● WHAT IS EXPECTED
List each line of the data in which the string "JSON" appears.

Collected data:
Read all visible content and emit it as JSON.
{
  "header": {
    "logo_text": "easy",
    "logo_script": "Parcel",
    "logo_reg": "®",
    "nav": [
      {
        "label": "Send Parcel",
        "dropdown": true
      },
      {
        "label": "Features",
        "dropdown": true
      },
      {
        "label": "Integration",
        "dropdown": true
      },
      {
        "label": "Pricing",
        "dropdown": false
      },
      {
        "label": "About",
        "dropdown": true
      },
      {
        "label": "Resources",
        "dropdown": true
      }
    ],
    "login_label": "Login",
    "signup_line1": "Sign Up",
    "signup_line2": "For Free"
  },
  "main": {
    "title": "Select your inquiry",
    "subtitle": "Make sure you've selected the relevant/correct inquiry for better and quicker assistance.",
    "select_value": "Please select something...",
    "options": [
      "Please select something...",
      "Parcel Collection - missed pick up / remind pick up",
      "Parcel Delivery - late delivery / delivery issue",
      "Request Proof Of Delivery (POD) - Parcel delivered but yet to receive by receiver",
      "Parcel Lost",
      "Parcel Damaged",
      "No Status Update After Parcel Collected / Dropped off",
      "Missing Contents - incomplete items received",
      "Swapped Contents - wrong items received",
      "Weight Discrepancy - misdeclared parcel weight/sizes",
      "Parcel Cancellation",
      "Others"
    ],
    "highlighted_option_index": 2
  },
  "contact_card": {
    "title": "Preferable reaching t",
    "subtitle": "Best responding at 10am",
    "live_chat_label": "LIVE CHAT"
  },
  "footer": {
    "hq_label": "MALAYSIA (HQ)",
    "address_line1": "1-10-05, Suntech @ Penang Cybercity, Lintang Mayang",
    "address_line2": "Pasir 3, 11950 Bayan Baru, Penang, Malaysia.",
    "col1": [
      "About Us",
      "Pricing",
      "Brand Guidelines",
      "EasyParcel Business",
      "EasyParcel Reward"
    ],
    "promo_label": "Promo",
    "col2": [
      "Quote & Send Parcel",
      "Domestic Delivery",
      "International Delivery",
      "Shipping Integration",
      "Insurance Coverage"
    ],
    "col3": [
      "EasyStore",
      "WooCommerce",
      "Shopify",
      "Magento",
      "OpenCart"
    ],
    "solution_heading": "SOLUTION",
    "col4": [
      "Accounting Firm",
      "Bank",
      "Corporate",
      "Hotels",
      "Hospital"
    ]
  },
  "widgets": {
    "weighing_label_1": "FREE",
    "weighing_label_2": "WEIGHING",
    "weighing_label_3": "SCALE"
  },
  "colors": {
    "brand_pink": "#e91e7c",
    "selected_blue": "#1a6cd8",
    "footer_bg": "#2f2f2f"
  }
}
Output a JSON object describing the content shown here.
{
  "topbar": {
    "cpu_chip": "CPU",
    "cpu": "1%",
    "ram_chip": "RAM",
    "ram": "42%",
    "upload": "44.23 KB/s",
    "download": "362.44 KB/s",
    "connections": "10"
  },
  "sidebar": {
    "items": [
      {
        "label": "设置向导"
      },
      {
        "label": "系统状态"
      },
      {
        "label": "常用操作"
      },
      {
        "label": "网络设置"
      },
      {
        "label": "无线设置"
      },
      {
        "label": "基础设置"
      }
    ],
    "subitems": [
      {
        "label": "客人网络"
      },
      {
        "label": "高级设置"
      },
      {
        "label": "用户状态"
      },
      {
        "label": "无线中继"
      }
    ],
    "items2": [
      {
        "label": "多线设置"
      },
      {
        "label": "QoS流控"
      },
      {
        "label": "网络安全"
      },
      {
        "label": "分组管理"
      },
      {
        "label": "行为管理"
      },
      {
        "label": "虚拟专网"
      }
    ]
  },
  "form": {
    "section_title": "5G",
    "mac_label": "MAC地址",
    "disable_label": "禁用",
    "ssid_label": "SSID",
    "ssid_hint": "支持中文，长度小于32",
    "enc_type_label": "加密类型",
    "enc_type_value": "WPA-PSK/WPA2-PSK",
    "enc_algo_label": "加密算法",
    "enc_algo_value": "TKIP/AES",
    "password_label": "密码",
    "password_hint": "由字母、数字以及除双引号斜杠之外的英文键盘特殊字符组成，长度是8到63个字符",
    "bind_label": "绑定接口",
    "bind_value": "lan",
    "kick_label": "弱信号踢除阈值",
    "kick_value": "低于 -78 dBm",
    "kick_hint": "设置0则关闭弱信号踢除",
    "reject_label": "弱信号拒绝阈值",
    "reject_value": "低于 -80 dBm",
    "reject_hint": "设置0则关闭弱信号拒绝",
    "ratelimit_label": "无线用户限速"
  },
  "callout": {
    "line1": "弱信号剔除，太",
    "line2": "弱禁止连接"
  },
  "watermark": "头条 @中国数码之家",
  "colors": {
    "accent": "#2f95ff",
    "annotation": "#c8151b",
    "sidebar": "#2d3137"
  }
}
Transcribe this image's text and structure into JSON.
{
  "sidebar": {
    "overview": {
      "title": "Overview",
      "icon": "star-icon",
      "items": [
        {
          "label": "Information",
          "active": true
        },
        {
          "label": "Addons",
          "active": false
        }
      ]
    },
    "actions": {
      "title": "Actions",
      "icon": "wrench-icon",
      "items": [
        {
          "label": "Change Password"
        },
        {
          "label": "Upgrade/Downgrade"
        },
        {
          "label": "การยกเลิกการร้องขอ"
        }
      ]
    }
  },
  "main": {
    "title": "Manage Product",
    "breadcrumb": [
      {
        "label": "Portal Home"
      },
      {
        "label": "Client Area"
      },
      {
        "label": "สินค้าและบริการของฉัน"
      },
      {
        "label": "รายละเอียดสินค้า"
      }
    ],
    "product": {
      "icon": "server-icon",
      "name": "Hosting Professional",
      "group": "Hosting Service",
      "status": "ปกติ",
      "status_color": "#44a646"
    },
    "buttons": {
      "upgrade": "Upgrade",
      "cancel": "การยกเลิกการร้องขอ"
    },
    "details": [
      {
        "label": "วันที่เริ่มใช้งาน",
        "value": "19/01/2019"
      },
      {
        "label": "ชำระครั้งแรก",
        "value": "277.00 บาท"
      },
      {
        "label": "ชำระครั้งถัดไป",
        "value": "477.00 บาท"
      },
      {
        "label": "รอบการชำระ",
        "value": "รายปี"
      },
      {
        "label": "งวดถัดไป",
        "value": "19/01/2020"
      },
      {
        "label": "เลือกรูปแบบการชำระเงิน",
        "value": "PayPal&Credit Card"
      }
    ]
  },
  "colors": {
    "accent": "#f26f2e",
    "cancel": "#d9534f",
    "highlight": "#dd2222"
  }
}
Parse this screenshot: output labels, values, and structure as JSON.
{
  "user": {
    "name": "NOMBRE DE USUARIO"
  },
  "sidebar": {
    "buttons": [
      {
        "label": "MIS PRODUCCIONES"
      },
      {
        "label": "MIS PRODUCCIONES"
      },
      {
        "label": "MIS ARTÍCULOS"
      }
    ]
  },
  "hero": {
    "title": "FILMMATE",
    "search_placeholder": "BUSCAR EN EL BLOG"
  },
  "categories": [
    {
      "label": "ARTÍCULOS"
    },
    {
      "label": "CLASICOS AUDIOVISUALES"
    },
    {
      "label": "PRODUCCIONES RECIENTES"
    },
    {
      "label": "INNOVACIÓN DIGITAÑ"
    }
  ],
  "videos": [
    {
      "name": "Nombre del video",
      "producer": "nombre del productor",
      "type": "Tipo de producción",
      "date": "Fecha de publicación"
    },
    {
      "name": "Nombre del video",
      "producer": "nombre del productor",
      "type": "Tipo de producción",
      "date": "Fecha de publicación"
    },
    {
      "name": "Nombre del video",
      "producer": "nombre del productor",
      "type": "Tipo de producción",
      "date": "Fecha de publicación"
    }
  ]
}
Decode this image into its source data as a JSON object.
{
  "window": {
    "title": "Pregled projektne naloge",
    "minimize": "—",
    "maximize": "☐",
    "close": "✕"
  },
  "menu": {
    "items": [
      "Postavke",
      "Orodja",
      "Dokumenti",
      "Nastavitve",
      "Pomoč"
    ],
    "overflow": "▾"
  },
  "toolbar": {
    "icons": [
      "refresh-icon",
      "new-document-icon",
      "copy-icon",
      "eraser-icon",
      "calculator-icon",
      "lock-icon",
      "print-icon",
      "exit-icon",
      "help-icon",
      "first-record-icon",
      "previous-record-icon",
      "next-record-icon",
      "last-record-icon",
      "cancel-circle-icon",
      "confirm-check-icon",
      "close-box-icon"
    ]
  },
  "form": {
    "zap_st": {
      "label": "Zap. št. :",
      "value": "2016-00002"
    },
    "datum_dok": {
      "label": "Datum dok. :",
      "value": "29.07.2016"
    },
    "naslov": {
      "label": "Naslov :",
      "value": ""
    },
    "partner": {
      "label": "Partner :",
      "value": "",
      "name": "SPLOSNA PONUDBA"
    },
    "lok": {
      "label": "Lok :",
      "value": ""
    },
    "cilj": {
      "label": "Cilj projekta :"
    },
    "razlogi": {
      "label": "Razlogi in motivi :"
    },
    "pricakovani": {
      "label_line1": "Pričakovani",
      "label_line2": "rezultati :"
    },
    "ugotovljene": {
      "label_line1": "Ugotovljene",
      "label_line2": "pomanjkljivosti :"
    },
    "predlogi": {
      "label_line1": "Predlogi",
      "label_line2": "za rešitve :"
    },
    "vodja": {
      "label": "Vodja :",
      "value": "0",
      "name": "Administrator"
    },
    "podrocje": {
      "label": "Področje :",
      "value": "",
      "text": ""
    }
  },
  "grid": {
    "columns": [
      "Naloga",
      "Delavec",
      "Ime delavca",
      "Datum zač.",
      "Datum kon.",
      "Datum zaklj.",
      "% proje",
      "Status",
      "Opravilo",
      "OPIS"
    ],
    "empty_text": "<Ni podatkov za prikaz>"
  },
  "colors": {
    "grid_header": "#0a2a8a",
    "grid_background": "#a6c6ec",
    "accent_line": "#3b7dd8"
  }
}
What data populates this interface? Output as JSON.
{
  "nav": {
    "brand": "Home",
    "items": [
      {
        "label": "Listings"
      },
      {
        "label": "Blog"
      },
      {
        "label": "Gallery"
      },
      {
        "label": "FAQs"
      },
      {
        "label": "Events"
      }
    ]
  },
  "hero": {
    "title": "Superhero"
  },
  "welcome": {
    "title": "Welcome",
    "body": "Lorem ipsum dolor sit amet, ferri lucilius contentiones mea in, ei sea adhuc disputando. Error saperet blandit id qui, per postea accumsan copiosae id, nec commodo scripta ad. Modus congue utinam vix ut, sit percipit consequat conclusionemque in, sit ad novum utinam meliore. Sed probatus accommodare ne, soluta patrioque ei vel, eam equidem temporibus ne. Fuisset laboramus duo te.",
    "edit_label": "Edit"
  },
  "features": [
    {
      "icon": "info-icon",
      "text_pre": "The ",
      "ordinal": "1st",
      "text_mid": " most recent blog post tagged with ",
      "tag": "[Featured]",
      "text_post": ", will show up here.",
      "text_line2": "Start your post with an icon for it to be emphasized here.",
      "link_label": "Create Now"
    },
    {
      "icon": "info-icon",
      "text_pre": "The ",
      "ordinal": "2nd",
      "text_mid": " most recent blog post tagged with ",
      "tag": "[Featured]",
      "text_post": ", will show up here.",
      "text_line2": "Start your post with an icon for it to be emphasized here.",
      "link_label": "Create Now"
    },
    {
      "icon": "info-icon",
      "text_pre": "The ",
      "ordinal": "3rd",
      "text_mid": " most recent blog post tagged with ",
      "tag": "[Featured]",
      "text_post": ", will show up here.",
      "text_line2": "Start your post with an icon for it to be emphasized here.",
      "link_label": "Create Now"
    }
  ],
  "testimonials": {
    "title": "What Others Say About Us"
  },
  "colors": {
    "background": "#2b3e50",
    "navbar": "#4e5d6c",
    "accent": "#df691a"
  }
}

● ANSWER SECTION
Read all visible content and emit it as JSON.
Output a JSON object describing the content shown here.
Transcribe this image's text and structure into JSON.
Parse this screenshot: output labels, values, and structure as JSON.
Decode this image into its source data as a JSON object.
What data populates this interface? Output as JSON.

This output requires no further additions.